Quentin Jones has been making visuals for the who’s who of the fashion world, including brands like adidas, Dior and Chanel, and magazines like Elle and Vogue. She works in a variety of materials and mediums; having found a way of translating her signature aesthetic across still and moving image.
“Professionally my career began with film,” Jones tells us. “I graduated from St Martins showing stop motion films in my final MA show. So, the jobs I got straight from there were stop-motion film jobs, where I would take hundreds of pictures of my artworks evolving, and layer these up digitally with live footage of people moving.”
She makes playful fashion films, featuring off-kilter characters and shapes moving around in ways you wouldn’t expect. Her filmmaking craft often involves the creation of individual frames. Early on, she found she was able to control the end product better if she created those stills herself instead of art directing photographers or illustrators.
She grew up keeping sketchbooks, painting and taking photographs, so thinking in stills wasn’t entirely unfamiliar, she tells us. “I had been taking the frames all along in my films, so it seemed like a natural progression to work fully on still photos in same way I had with film,” she explains. Her ability to think in motion is evident in her photography and collage work, where even still scenes have a quality of being caught mid-movement.
She cites some of her key influences as photomontage artist Hannah Hoch, Amercian painter R.B Kitaj, the figurative work of Francis Bacon, South African painter Marlene Dumas, surrealist filmmaker Jan Svankmajer, Michel Gondry and Jean-Michel Basquiat. “I try to look outside of fashion/beauty and often pull out books on fine artists, particularly painters,” Jones says.

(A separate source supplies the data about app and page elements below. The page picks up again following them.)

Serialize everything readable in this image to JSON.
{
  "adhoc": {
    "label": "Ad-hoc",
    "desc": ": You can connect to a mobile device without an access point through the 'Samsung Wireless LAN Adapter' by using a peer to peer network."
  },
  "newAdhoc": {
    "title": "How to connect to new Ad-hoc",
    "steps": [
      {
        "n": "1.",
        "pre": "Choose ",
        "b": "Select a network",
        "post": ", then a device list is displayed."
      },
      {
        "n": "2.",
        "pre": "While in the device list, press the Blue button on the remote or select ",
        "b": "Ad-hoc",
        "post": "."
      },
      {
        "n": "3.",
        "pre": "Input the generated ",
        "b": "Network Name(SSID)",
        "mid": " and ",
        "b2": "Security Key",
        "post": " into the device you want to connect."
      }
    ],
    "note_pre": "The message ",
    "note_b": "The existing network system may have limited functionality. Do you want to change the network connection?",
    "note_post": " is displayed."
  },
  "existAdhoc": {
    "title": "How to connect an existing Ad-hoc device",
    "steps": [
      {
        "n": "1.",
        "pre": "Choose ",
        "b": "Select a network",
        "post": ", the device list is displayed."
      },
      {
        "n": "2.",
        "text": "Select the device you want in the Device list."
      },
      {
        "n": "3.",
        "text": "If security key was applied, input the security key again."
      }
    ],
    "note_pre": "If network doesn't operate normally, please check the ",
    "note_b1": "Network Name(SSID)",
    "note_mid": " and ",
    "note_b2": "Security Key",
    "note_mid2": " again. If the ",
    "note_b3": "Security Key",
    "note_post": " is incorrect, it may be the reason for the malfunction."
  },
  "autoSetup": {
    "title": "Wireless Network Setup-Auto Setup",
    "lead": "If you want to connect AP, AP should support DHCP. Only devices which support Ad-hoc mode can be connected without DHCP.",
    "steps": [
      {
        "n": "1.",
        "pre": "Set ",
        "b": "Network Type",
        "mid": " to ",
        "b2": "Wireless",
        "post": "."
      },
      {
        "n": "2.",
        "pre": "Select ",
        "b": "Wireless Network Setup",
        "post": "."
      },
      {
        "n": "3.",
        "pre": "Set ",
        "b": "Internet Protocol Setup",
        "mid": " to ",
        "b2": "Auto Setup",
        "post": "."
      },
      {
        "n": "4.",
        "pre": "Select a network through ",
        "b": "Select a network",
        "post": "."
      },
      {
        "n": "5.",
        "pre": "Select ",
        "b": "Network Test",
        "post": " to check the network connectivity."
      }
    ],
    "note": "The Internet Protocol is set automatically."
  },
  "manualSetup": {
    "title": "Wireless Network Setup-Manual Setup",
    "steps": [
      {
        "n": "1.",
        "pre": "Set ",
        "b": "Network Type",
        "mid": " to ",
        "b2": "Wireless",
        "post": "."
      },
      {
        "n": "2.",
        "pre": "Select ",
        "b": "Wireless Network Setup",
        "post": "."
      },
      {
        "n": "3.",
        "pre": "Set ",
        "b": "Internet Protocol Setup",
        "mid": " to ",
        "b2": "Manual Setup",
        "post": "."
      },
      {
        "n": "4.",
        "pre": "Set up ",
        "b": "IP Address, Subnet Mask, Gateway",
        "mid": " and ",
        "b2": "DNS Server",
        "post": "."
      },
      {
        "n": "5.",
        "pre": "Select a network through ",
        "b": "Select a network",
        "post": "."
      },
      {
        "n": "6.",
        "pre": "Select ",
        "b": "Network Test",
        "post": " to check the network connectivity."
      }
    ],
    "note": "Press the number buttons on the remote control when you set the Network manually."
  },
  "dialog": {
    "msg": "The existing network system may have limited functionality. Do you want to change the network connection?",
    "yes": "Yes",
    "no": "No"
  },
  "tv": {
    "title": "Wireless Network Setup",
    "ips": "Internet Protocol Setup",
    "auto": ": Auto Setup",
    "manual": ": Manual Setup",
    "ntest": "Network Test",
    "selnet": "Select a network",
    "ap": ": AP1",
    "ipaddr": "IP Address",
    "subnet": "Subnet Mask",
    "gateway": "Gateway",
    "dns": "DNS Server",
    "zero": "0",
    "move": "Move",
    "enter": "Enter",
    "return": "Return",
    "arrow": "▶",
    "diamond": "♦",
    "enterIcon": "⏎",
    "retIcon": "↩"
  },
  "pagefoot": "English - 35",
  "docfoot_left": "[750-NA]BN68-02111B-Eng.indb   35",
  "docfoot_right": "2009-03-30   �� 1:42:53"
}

Influences of 20th Century Surrealism and Dadaism are certainly evident in her work.
“My work often celebrates juxtaposition. And that can be as simple as roughly cutting through a very carefully composed image. I guess there is a lot of ripping and splatting of paint over fashion and beauty images. Then another thing is that my work is often light-hearted and fun because I work in fashion and beauty, and don’t feel like it should be taken too seriously,” she explains.
Jones tells us she thrives within the confines of a commercial brief. “Maybe because I am naturally competitive and goal-orientated and each brief is a perfect puzzle to solve, and I love the sense of completion at the end of projects. Maybe this is why I wasn’t drawn to being a fine artist!” she explains.
The fashion world is notoriously hard to break into, but seems to have taken to Jones. While in part down to the work itself, her success comes down to her own conviction in art. “I think it is really important to not be concerned with what your contemporaries are doing and try to tune into ideas and an aesthetic that really speaks to you. Because ultimately you will only have a great career if it excites you and there is something you are chasing throughout,” she advises.
“It is so easy to panic and look at what successful people are doing – and of course this is something I do too – but when I make something that turns out to be successful, it is because it came from my imagination,” she says. “Quite literally when I can see something in my mind’s eye, and know it is going to look cool, then there is a good chance other people might think so too.”